[Start of section]
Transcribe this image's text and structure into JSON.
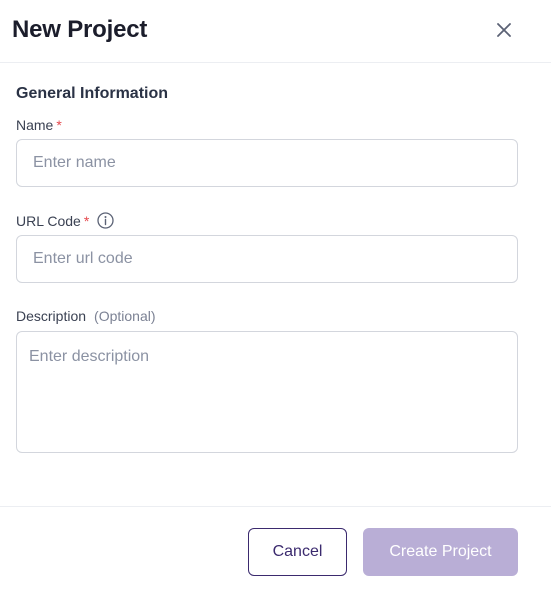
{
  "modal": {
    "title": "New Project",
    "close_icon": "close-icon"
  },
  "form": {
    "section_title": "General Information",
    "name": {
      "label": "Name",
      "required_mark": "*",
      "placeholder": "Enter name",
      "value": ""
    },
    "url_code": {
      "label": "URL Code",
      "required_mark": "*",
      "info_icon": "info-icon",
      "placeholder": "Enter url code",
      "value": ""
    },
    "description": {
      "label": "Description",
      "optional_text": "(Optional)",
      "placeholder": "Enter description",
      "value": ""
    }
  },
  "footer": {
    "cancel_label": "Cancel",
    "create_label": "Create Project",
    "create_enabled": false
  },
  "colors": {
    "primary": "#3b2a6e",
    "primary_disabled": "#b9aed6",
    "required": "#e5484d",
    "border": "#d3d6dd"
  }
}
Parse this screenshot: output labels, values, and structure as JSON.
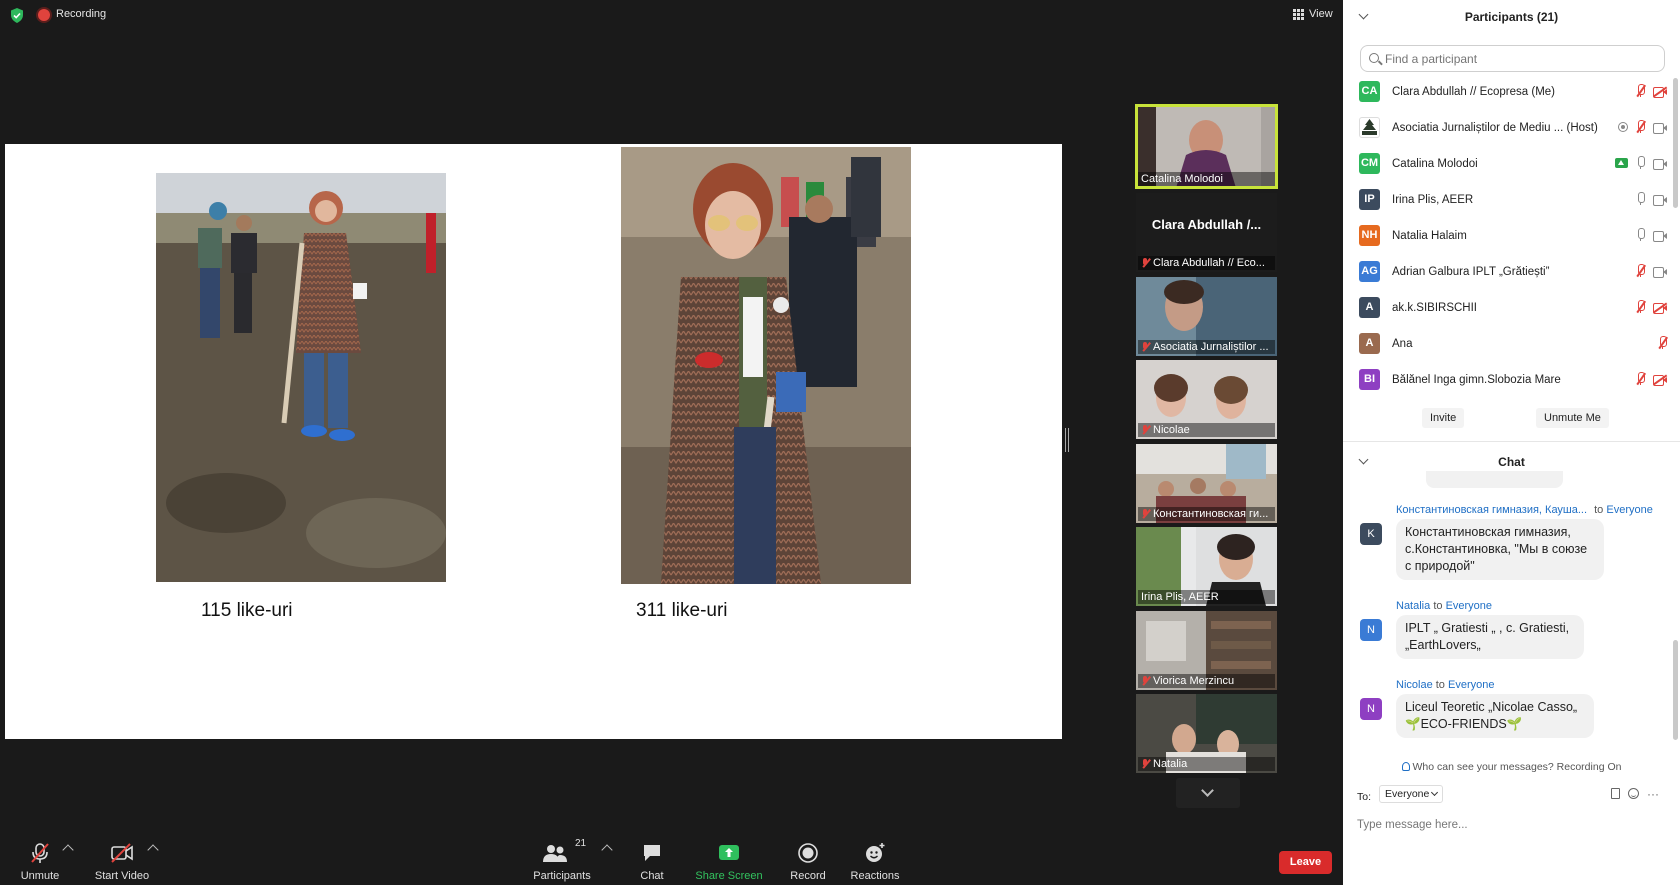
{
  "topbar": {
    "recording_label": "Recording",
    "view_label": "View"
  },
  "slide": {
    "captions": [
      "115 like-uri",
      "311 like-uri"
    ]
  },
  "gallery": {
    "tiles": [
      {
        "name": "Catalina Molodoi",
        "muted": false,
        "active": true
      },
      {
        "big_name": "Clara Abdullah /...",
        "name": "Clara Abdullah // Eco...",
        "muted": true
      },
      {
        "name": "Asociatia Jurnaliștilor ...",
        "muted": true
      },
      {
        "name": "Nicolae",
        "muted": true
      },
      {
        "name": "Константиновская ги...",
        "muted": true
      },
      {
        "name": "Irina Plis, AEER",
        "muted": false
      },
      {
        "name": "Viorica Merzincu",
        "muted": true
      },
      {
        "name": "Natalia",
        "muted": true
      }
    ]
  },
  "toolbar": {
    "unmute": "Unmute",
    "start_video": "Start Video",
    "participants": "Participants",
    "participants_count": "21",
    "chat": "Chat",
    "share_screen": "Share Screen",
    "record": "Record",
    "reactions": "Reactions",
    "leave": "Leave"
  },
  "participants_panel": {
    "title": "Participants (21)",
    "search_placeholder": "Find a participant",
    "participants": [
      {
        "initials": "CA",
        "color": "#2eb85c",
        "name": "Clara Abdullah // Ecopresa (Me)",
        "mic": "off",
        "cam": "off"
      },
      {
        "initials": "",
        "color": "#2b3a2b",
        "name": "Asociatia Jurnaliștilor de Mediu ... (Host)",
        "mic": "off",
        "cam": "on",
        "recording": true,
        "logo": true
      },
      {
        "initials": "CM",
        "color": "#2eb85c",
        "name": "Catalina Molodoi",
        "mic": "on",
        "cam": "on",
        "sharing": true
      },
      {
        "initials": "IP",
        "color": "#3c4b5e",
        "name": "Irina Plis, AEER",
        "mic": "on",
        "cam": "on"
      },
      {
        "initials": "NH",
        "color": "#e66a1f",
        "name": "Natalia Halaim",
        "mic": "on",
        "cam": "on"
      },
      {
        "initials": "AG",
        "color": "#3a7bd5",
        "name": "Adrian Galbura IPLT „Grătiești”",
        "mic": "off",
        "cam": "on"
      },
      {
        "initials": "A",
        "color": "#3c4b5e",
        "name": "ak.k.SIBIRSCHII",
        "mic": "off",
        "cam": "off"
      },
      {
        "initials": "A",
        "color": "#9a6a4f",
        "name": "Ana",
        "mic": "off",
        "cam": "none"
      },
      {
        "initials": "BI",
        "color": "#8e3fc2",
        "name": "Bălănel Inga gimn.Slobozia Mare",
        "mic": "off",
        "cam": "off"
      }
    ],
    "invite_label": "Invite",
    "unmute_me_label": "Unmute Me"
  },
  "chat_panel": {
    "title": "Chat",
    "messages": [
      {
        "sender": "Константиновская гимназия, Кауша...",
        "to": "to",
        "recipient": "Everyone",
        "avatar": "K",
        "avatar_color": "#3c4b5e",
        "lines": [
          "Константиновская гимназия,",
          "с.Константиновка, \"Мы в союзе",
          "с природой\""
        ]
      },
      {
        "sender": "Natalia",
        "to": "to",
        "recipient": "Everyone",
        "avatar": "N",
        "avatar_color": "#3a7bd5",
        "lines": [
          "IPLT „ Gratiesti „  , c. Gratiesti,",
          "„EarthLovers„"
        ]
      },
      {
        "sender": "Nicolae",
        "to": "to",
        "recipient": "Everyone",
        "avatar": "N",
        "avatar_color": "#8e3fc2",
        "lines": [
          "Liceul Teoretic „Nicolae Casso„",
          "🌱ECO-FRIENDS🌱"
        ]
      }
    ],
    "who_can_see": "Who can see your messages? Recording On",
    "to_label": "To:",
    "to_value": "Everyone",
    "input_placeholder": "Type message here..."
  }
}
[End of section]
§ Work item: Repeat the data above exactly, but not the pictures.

§ Written response:
Transcribe this image's text and structure into JSON.
{
  "modal": {
    "title": "New Project",
    "close_icon": "close-icon"
  },
  "form": {
    "section_title": "General Information",
    "name": {
      "label": "Name",
      "required_mark": "*",
      "placeholder": "Enter name",
      "value": ""
    },
    "url_code": {
      "label": "URL Code",
      "required_mark": "*",
      "info_icon": "info-icon",
      "placeholder": "Enter url code",
      "value": ""
    },
    "description": {
      "label": "Description",
      "optional_text": "(Optional)",
      "placeholder": "Enter description",
      "value": ""
    }
  },
  "footer": {
    "cancel_label": "Cancel",
    "create_label": "Create Project",
    "create_enabled": false
  },
  "colors": {
    "primary": "#3b2a6e",
    "primary_disabled": "#b9aed6",
    "required": "#e5484d",
    "border": "#d3d6dd"
  }
}
Parse this screenshot: output labels, values, and structure as JSON.
{
  "topbar": {
    "recording_label": "Recording",
    "view_label": "View"
  },
  "slide": {
    "captions": [
      "115 like-uri",
      "311 like-uri"
    ]
  },
  "gallery": {
    "tiles": [
      {
        "name": "Catalina Molodoi",
        "muted": false,
        "active": true
      },
      {
        "big_name": "Clara Abdullah /...",
        "name": "Clara Abdullah // Eco...",
        "muted": true
      },
      {
        "name": "Asociatia Jurnaliștilor ...",
        "muted": true
      },
      {
        "name": "Nicolae",
        "muted": true
      },
      {
        "name": "Константиновская ги...",
        "muted": true
      },
      {
        "name": "Irina Plis, AEER",
        "muted": false
      },
      {
        "name": "Viorica Merzincu",
        "muted": true
      },
      {
        "name": "Natalia",
        "muted": true
      }
    ]
  },
  "toolbar": {
    "unmute": "Unmute",
    "start_video": "Start Video",
    "participants": "Participants",
    "participants_count": "21",
    "chat": "Chat",
    "share_screen": "Share Screen",
    "record": "Record",
    "reactions": "Reactions",
    "leave": "Leave"
  },
  "participants_panel": {
    "title": "Participants (21)",
    "search_placeholder": "Find a participant",
    "participants": [
      {
        "initials": "CA",
        "color": "#2eb85c",
        "name": "Clara Abdullah // Ecopresa (Me)",
        "mic": "off",
        "cam": "off"
      },
      {
        "initials": "",
        "color": "#2b3a2b",
        "name": "Asociatia Jurnaliștilor de Mediu ... (Host)",
        "mic": "off",
        "cam": "on",
        "recording": true,
        "logo": true
      },
      {
        "initials": "CM",
        "color": "#2eb85c",
        "name": "Catalina Molodoi",
        "mic": "on",
        "cam": "on",
        "sharing": true
      },
      {
        "initials": "IP",
        "color": "#3c4b5e",
        "name": "Irina Plis, AEER",
        "mic": "on",
        "cam": "on"
      },
      {
        "initials": "NH",
        "color": "#e66a1f",
        "name": "Natalia Halaim",
        "mic": "on",
        "cam": "on"
      },
      {
        "initials": "AG",
        "color": "#3a7bd5",
        "name": "Adrian Galbura IPLT „Grătiești”",
        "mic": "off",
        "cam": "on"
      },
      {
        "initials": "A",
        "color": "#3c4b5e",
        "name": "ak.k.SIBIRSCHII",
        "mic": "off",
        "cam": "off"
      },
      {
        "initials": "A",
        "color": "#9a6a4f",
        "name": "Ana",
        "mic": "off",
        "cam": "none"
      },
      {
        "initials": "BI",
        "color": "#8e3fc2",
        "name": "Bălănel Inga gimn.Slobozia Mare",
        "mic": "off",
        "cam": "off"
      }
    ],
    "invite_label": "Invite",
    "unmute_me_label": "Unmute Me"
  },
  "chat_panel": {
    "title": "Chat",
    "messages": [
      {
        "sender": "Константиновская гимназия, Кауша...",
        "to": "to",
        "recipient": "Everyone",
        "avatar": "K",
        "avatar_color": "#3c4b5e",
        "lines": [
          "Константиновская гимназия,",
          "с.Константиновка, \"Мы в союзе",
          "с природой\""
        ]
      },
      {
        "sender": "Natalia",
        "to": "to",
        "recipient": "Everyone",
        "avatar": "N",
        "avatar_color": "#3a7bd5",
        "lines": [
          "IPLT „ Gratiesti „  , c. Gratiesti,",
          "„EarthLovers„"
        ]
      },
      {
        "sender": "Nicolae",
        "to": "to",
        "recipient": "Everyone",
        "avatar": "N",
        "avatar_color": "#8e3fc2",
        "lines": [
          "Liceul Teoretic „Nicolae Casso„",
          "🌱ECO-FRIENDS🌱"
        ]
      }
    ],
    "who_can_see": "Who can see your messages? Recording On",
    "to_label": "To:",
    "to_value": "Everyone",
    "input_placeholder": "Type message here..."
  }
}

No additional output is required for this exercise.